■ **Task item**
Print the listing exactly as it stands, and skip any pictures in it.

Exercise data Start Marker

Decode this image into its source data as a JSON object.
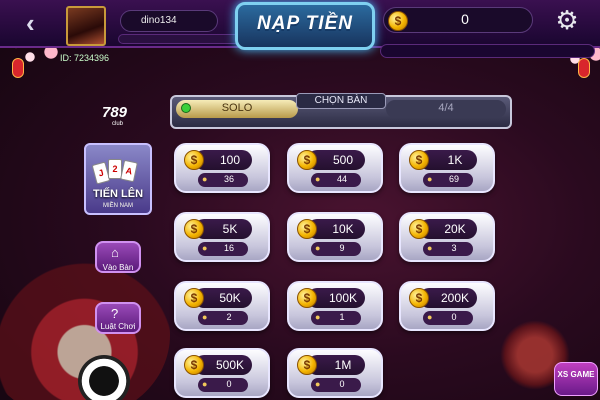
{
  "header": {
    "back_icon": "chevron-left-icon",
    "user_id_label": "ID: 7234396",
    "username": "dino134",
    "title": "NẠP TIỀN",
    "coin_symbol": "$",
    "balance": "0",
    "settings_icon": "gear-icon"
  },
  "sidebar": {
    "logo_number": "789",
    "logo_club": "club",
    "game_name": "TIẾN LÊN",
    "game_sub": "MIỀN NAM",
    "enter_label": "Vào Bàn",
    "rules_label": "Luật Chơi",
    "rules_icon": "?"
  },
  "mode": {
    "solo": "SOLO",
    "choose_table": "CHỌN BÀN",
    "players": "4/4"
  },
  "tiles": [
    {
      "amount": "100",
      "players": "36"
    },
    {
      "amount": "500",
      "players": "44"
    },
    {
      "amount": "1K",
      "players": "69"
    },
    {
      "amount": "5K",
      "players": "16"
    },
    {
      "amount": "10K",
      "players": "9"
    },
    {
      "amount": "20K",
      "players": "3"
    },
    {
      "amount": "50K",
      "players": "2"
    },
    {
      "amount": "100K",
      "players": "1"
    },
    {
      "amount": "200K",
      "players": "0"
    },
    {
      "amount": "500K",
      "players": "0"
    },
    {
      "amount": "1M",
      "players": "0"
    }
  ],
  "corner_logo": "XS GAME",
  "colors": {
    "accent_gold": "#f4b400",
    "title_blue": "#2b6a9e",
    "bg_dark": "#2a0a1f"
  }
}
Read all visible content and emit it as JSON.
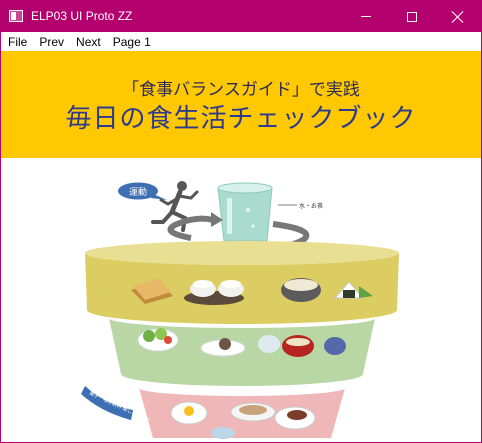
{
  "window": {
    "title": "ELP03 UI Proto ZZ"
  },
  "menu": {
    "items": [
      "File",
      "Prev",
      "Next",
      "Page 1"
    ]
  },
  "banner": {
    "subtitle": "「食事バランスガイド」で実践",
    "title": "毎日の食生活チェックブック"
  },
  "illustration": {
    "run_label": "運動",
    "water_label": "水・お茶",
    "ribbon_label": "菓子・嗜好飲料 楽しく適度に"
  },
  "colors": {
    "titlebar": "#b4006e",
    "banner": "#ffc800",
    "title_text": "#2e3a8c"
  }
}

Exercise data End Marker

■ **Exercise solution**
Decode this image into its source data as a JSON object.
{
  "header": {
    "back_icon": "chevron-left-icon",
    "user_id_label": "ID: 7234396",
    "username": "dino134",
    "title": "NẠP TIỀN",
    "coin_symbol": "$",
    "balance": "0",
    "settings_icon": "gear-icon"
  },
  "sidebar": {
    "logo_number": "789",
    "logo_club": "club",
    "game_name": "TIẾN LÊN",
    "game_sub": "MIỀN NAM",
    "enter_label": "Vào Bàn",
    "rules_label": "Luật Chơi",
    "rules_icon": "?"
  },
  "mode": {
    "solo": "SOLO",
    "choose_table": "CHỌN BÀN",
    "players": "4/4"
  },
  "tiles": [
    {
      "amount": "100",
      "players": "36"
    },
    {
      "amount": "500",
      "players": "44"
    },
    {
      "amount": "1K",
      "players": "69"
    },
    {
      "amount": "5K",
      "players": "16"
    },
    {
      "amount": "10K",
      "players": "9"
    },
    {
      "amount": "20K",
      "players": "3"
    },
    {
      "amount": "50K",
      "players": "2"
    },
    {
      "amount": "100K",
      "players": "1"
    },
    {
      "amount": "200K",
      "players": "0"
    },
    {
      "amount": "500K",
      "players": "0"
    },
    {
      "amount": "1M",
      "players": "0"
    }
  ],
  "corner_logo": "XS GAME",
  "colors": {
    "accent_gold": "#f4b400",
    "title_blue": "#2b6a9e",
    "bg_dark": "#2a0a1f"
  }
}
Read all visible content and emit it as JSON.
{
  "window": {
    "title": "ELP03 UI Proto ZZ"
  },
  "menu": {
    "items": [
      "File",
      "Prev",
      "Next",
      "Page 1"
    ]
  },
  "banner": {
    "subtitle": "「食事バランスガイド」で実践",
    "title": "毎日の食生活チェックブック"
  },
  "illustration": {
    "run_label": "運動",
    "water_label": "水・お茶",
    "ribbon_label": "菓子・嗜好飲料 楽しく適度に"
  },
  "colors": {
    "titlebar": "#b4006e",
    "banner": "#ffc800",
    "title_text": "#2e3a8c"
  }
}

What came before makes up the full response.